These studies play a major role in determining how athletes respond to increased or decreased tempo during exercise, but music can contribute to this kind of environment in an alternate and equally beneficial sense.
One study conducted by Dr. Christopher Mesagno, senior lecturer in Exercise and Sport Psychology at Federation University, Australia, explored the role of music in alleviating “choking” during athletic performance.
In this instance, Mesagno and a team of colleagues defined choking as “a critical deterioration in the execution of habitual processes as a result of an elevation in anxiety levels under perceived pressure, leading to substandard performance.”
This describes the situation in which an athlete feels too much pressure building on their performance, and makes a critical mistake. They “choke” at the worst possible moment.
“Choking occurs when a skilled performer experiences increased anxiety,” explains Mesagno, “and because of that anxiety, a considerable sub-optimal performance occurs.”
Under normal circumstances, that performer would be “expected to execute this act well.”
Participants were chosen, according to Mesagno, because they were “choking susceptible” or were “high in self-consciousness, high in trait anxiety, and used mainly approach rather than avoidance coping to deal with the anxiety situations.”
During the study, athletes played basketball in both a low-pressure and high-pressure environment.
Once these two initial stages were complete, the participants once again engaged in high and low-pressure activity, but with the addition of music playing in the background.
Songs used included “Always Look on the Bright Side of Life” from the movie “Life of Brian,” because of the positive affirmation from lyrics, and other anxiety-reducing elements including humor.
Results from post-study interviews with subjects concluded that music decreased the self-awareness that leads to a choke, thereby improving overall performance. Participants concentrated on the distraction of the song, rather than the mounting pressure and the mechanics of their shot, and were therefore able to gain a temporary relief from their anxiety.

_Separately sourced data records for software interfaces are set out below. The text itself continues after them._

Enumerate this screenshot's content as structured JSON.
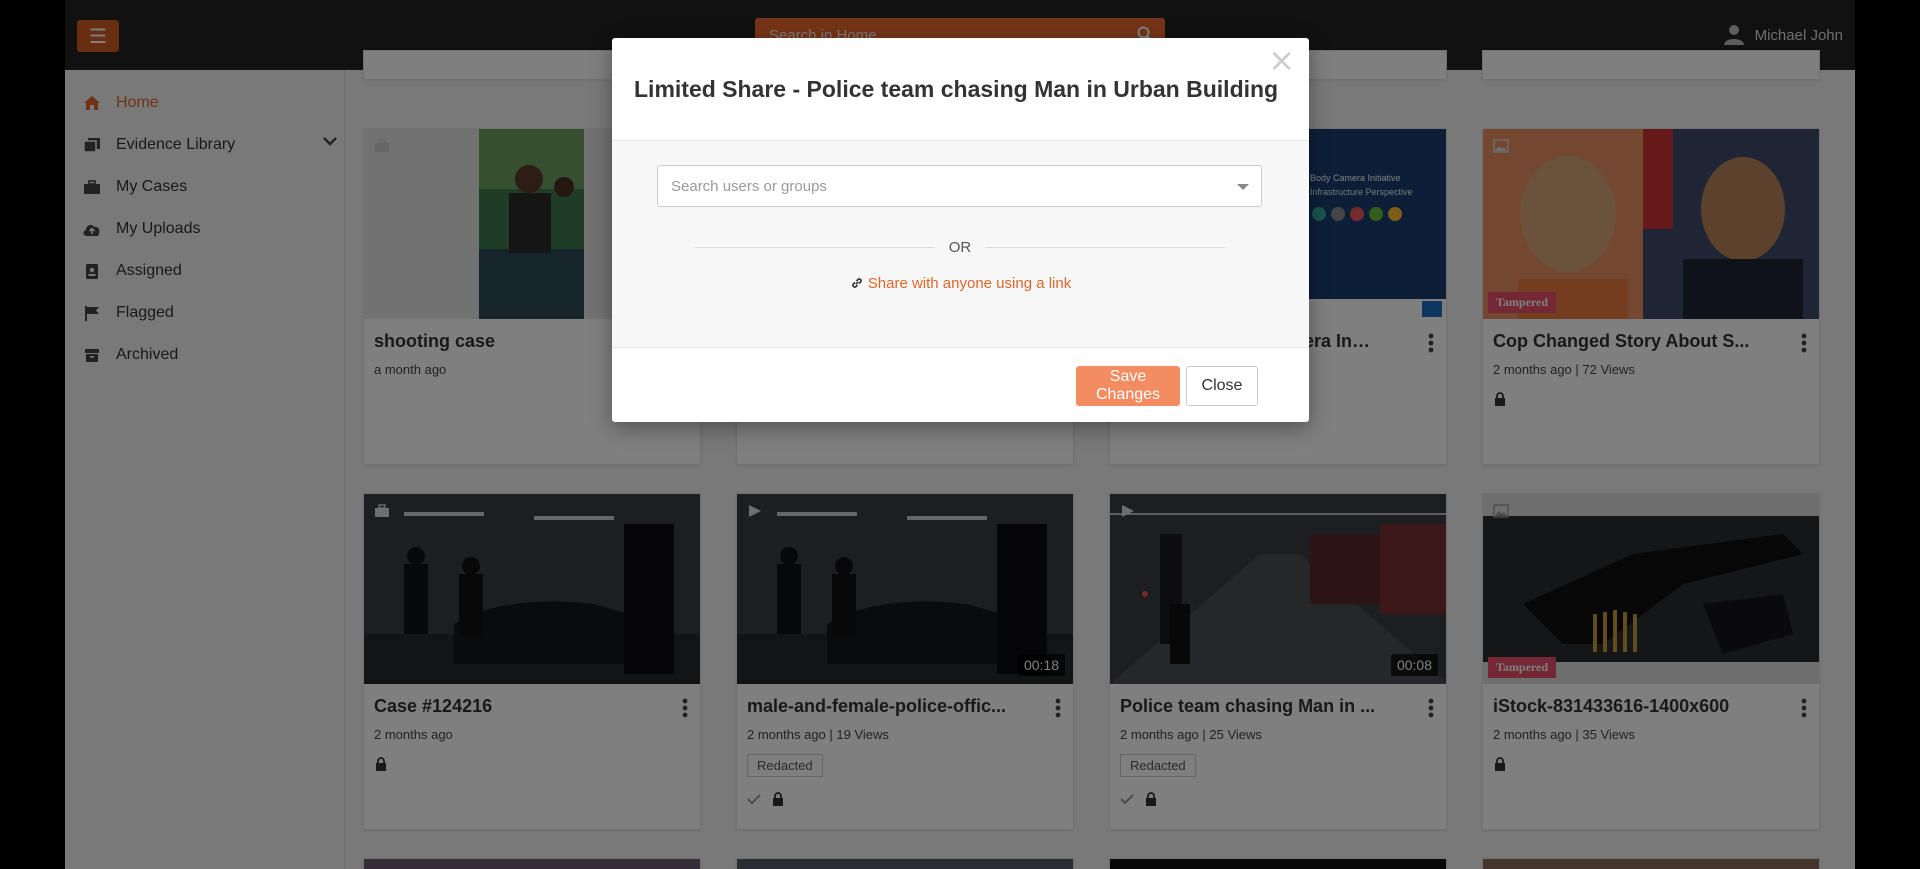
{
  "header": {
    "search_placeholder": "Search in Home",
    "user_name": "Michael John",
    "menu_icon": "hamburger-icon",
    "search_icon": "search-icon",
    "user_icon": "user-icon",
    "accent_color": "#e0662b"
  },
  "sidebar": {
    "items": [
      {
        "label": "Home",
        "icon": "home-icon",
        "active": true
      },
      {
        "label": "Evidence Library",
        "icon": "library-icon",
        "expandable": true
      },
      {
        "label": "My Cases",
        "icon": "briefcase-icon"
      },
      {
        "label": "My Uploads",
        "icon": "cloud-upload-icon"
      },
      {
        "label": "Assigned",
        "icon": "assigned-icon"
      },
      {
        "label": "Flagged",
        "icon": "flag-icon"
      },
      {
        "label": "Archived",
        "icon": "archive-icon"
      }
    ]
  },
  "cards": [
    {
      "title": "shooting case",
      "meta": "a month ago",
      "type": "case"
    },
    {
      "title": "",
      "meta": "",
      "type": "hidden"
    },
    {
      "title": "…amera In…",
      "meta": "",
      "type": "image",
      "thumb_text": [
        "Body Camera Initiative",
        "Infrastructure Perspective"
      ]
    },
    {
      "title": "Cop Changed Story About S...",
      "meta": "2 months ago  |  72 Views",
      "type": "image",
      "badge": "Tampered",
      "locked": true
    },
    {
      "title": "Case #124216",
      "meta": "2 months ago",
      "type": "case",
      "locked": true
    },
    {
      "title": "male-and-female-police-offic...",
      "meta": "2 months ago  |  19 Views",
      "type": "video",
      "duration": "00:18",
      "tag": "Redacted",
      "checked": true,
      "locked": true
    },
    {
      "title": "Police team chasing Man in ...",
      "meta": "2 months ago  |  25 Views",
      "type": "video",
      "duration": "00:08",
      "tag": "Redacted",
      "checked": true,
      "locked": true
    },
    {
      "title": "iStock-831433616-1400x600",
      "meta": "2 months ago  |  35 Views",
      "type": "image",
      "badge": "Tampered",
      "locked": true
    }
  ],
  "modal": {
    "title": "Limited Share - Police team chasing Man in Urban Building",
    "close_glyph": "×",
    "search_placeholder": "Search users or groups",
    "or_text": "OR",
    "share_link_text": "Share with anyone using a link",
    "save_label": "Save Changes",
    "close_label": "Close",
    "save_color": "#f38c60"
  }
}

“Although this hasn’t been researched yet for in-game performance during a sport,” Mesagno notes, “I believe music can be used for overall performance or in high-pressure situations.”
Many athletes, he says, use music pre-game to “psych up” and some use it to “relax before competitions.”
In his upcoming book, “Applying Music in Exercise and Sport,” Karageorghis explores these topics in detail. “I wanted to discuss the potential benefits of music use, particularly when the music is selected effectively with personal factors and situational factors in mind,” he explains.
Within the book, Karageorghis mentions the “range of psychological benefits” of well-selected music, including an elevation in mood, reduction in tension and confusion, and even an increase in overall happiness.
“I remember that Michael Phelps prepared using a particularly rap-heavy playlist at the London 2012 Olympics,” recalls Karageorghis. Phelps listened to Lil Wayne’s “I’m Me,” which features lyrics that reinforced or enhanced his confidence before the competition.
However, Karageorghis also calls particular attention to the role music plays after the spectacle ends, explaining that ”the right kind of music can expedite recovery process after a strenuous physical performance.” He believes that the use of recuperative music is “the new frontier” in terms of music research.
Music can also increase exercise-program adherence, motivating us to continue exercise plans and athletic endeavors.
Karageorghis points to songs such as “Chariots of Fire,” which, due to external association with its eponymous movie, enables us to observe the impact of music pre-, during, and post-performance.
“Songs like this can conjure heroic images, inspire athletes, and lead people to a higher plane of superior performance levels.”